‘We are uncovering better ways of developing software by doing it and helping others do it. Through this work we have come to value:

  • Individuals and interactions over Processes and tools
  • Working software over Comprehensive documentation
  • Customer collaboration over Contract negotiation
  • Responding to change over Following a plan

That is, while there is value in the items on the right, we value the items on the left more.’

I found the talk interesting and I think there’s more to be done in exploring how to use agile methodology in the more behavioural side of L&D, as well as in the development of product.

I chose to listen to Sukh Pabial talk and facilitate conversations about being your best self at work. I enjoyed the cocreative aspects of the session and I’ve asked Sukh if I can incorporate a couple of his ideas into my own session on collaboration over in Ohio next week.

I chose to converse with many smart people at the event – too many to mention. I chose to go to the dinner in the evening, and enjoyed wonderful conversations through many chance meetings. I even chose to help write a song before we sat down to dinner, thankfully – it was beautifully sung, by Alex Watson, not me!

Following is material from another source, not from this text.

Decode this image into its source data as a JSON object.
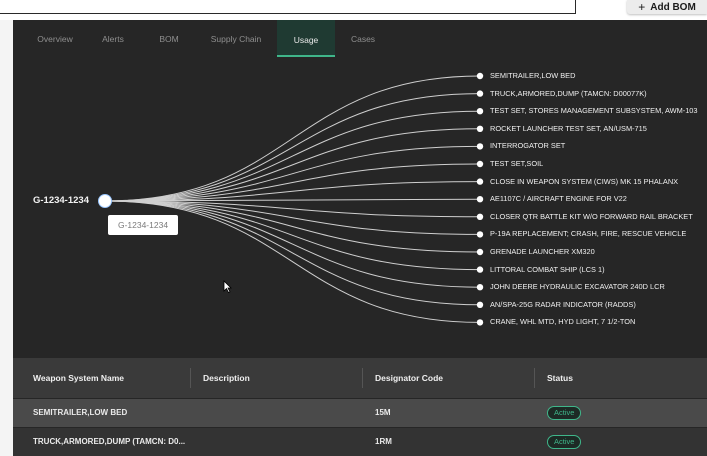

I’m now ready to switch up a gear and change my cadence again, which is a good job as there’s much work that needs doing! Times like this are great fun and for most of us, they aren’t sustainable. Much like Neil Morrison wrote about recently, times like this are often at the expense of something else. You could, with sufficient justification I’m sure, say I’ve missed out on things by coming back more slowly than usual. My body came back from holiday a while back, and my brain, heart and should have finally joined it. I’m delighted they chose to take their time.

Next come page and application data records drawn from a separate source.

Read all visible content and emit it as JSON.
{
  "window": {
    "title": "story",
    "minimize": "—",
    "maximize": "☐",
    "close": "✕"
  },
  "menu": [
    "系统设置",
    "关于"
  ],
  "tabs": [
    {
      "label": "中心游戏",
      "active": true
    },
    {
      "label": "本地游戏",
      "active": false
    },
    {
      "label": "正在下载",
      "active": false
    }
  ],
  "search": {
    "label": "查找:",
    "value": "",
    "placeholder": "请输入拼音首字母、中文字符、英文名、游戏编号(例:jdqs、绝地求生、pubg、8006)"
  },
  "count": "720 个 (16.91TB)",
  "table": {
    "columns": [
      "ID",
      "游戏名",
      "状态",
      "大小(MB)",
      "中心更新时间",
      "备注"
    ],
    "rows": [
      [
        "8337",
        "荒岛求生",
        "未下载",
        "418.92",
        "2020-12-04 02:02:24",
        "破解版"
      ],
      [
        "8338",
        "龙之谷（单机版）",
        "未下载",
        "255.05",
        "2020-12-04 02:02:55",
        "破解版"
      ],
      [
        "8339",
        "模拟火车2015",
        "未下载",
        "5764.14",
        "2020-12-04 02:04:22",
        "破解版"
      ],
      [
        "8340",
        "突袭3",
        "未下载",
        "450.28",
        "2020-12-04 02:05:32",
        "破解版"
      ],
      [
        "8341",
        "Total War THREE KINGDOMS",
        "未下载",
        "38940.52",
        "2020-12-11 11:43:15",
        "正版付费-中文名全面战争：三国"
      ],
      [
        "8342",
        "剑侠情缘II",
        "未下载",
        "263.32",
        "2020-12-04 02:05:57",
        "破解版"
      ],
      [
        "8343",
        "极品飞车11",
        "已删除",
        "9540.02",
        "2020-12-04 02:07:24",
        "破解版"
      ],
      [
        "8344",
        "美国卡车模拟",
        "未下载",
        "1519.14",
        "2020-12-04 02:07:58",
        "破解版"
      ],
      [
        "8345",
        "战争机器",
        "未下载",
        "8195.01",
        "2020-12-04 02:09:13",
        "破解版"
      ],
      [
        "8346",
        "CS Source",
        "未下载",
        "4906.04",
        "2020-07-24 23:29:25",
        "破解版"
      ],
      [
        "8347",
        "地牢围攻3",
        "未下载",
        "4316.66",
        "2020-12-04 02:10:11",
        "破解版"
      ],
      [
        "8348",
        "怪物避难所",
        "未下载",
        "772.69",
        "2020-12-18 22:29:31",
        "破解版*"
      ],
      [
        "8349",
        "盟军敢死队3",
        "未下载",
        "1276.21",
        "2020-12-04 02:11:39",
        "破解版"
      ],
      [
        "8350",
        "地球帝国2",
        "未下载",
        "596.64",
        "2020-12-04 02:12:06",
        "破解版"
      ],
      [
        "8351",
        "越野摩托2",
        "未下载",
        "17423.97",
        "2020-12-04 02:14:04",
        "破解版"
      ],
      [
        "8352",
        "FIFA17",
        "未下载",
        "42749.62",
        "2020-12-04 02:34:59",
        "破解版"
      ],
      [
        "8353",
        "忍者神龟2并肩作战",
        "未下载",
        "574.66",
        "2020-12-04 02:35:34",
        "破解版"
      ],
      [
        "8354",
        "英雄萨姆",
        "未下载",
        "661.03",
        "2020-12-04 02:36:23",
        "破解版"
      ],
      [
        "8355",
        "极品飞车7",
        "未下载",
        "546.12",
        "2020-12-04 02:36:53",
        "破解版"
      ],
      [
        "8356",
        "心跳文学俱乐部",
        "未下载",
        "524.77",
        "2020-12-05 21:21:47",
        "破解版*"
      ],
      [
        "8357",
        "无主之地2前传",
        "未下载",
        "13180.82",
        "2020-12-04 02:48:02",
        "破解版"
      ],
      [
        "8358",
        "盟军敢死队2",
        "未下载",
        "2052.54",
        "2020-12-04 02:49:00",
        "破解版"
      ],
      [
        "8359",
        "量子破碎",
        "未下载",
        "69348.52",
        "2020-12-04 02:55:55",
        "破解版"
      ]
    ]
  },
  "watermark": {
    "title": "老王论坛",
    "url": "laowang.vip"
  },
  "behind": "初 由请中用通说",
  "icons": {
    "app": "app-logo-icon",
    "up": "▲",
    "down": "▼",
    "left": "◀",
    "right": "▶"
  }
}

Creative Leadership – Essential Reading #2

Creative Leadership - Essential Reading

Following a quick peek at 101 Things to Learn in Art School, next up in this mini review series is the epic, The Year Without Pants, by Scott Berkun. This book was recommended to me by the very lovely Heather Bussing (here’s her excellent review of it here) and it’s without a doubt, one of my favourite, most useful and enjoyable reads of all time.

Why do I like it so much? Essentially – it’s just very well written. It has the human touch, lacking in a lot of ‘business’ books, and it’s shot through with some great humour too. It’s about the year(ish) Berkun spent working at WordPress.com, the experience he and others gained and the wonderful shared learning. Rather than offer tons of advice, the book asks great questions – and often encourages you the reader to add your own organisational context. My copy is full of little tabs and markers highlighting little snippets I can easily refer back to. In no particular order, I’ll share a few of those with you here:

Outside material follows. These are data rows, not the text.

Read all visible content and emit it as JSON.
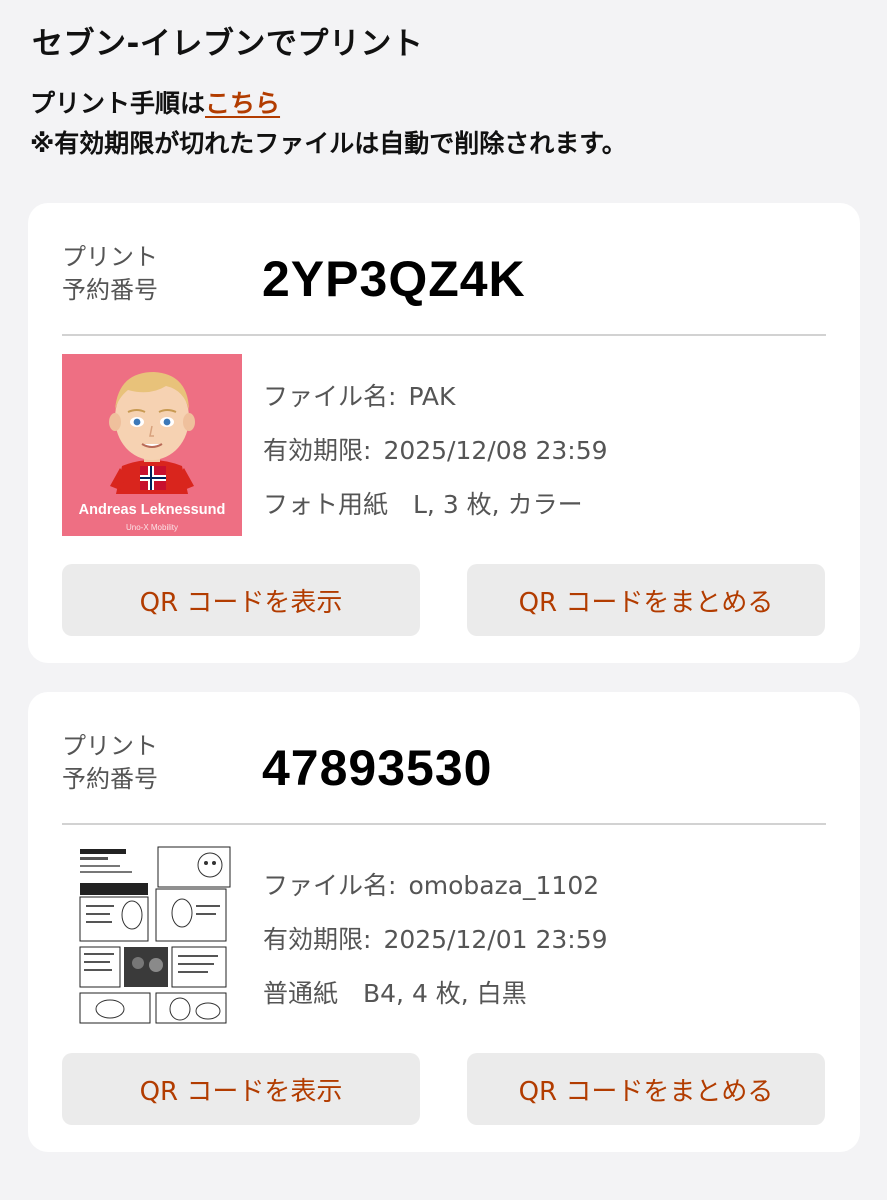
{
  "header": {
    "title": "セブン-イレブンでプリント",
    "instructions_prefix": "プリント手順は",
    "instructions_link": "こちら",
    "expiry_notice": "※有効期限が切れたファイルは自動で削除されます。"
  },
  "reservations": [
    {
      "label_line1": "プリント",
      "label_line2": "予約番号",
      "number": "2YP3QZ4K",
      "thumbnail": {
        "kind": "avatar",
        "caption_name": "Andreas Leknessund",
        "caption_team": "Uno-X Mobility",
        "background_color": "#ee6f83"
      },
      "file_name_label": "ファイル名:",
      "file_name": "PAK",
      "expiry_label": "有効期限:",
      "expiry": "2025/12/08 23:59",
      "print_spec": "フォト用紙　L, 3 枚, カラー",
      "show_qr_label": "QR コードを表示",
      "combine_qr_label": "QR コードをまとめる"
    },
    {
      "label_line1": "プリント",
      "label_line2": "予約番号",
      "number": "47893530",
      "thumbnail": {
        "kind": "manga"
      },
      "file_name_label": "ファイル名:",
      "file_name": "omobaza_1102",
      "expiry_label": "有効期限:",
      "expiry": "2025/12/01 23:59",
      "print_spec": "普通紙　B4, 4 枚, 白黒",
      "show_qr_label": "QR コードを表示",
      "combine_qr_label": "QR コードをまとめる"
    }
  ],
  "colors": {
    "accent": "#b23c00",
    "background": "#f3f3f5",
    "card": "#ffffff",
    "button": "#ebebeb"
  }
}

On Friday August 24th…I had my first team meeting. It was the worst kind of meeting – the kind where no one knows why they are there.

The only good news was the meeting was short, which is never a mistake. Until the day you can end a meeting where someone other than you says, ‘Wait! Can we meet longer?’ it’s safe to assume the meeting was longer than necessary.

The realisation that everyone is different when you talk to them alone is a secret to success in life.

What assumptions do you have about your organisation that hurt you? And what experiments are you doing to discover them and find better ways to work?

We faithfully follow practices we can’t explain rationally. Why is it that work has to start at 9:00am, and end at 5:00pm? Why are you required to wear a tie of you are a man and a skirt if you are a woman? Why are meetings sixty minutes long by default, and not thirty? We have little evidence these habits produce better work.

I love that when he started his work – Berkun drew up a list of priorities. Here’s his list:

  • Trust is everything

Keeping it real, keeping it simple.

This book has accompanied me to and been photographed on tour in London, Louisiana, Latvia, I had an L thing going on at the time. It has become part of my memory and a truly memorable read. I enjoy it so much I have bought several copies for friends, and happily supported the Kickstarter campaign for Scott’s next book.

Have a great day – next up it’s the turn of Steal Like An Artist

Note to self – this is the 700th blog post on this site. I need to get out more!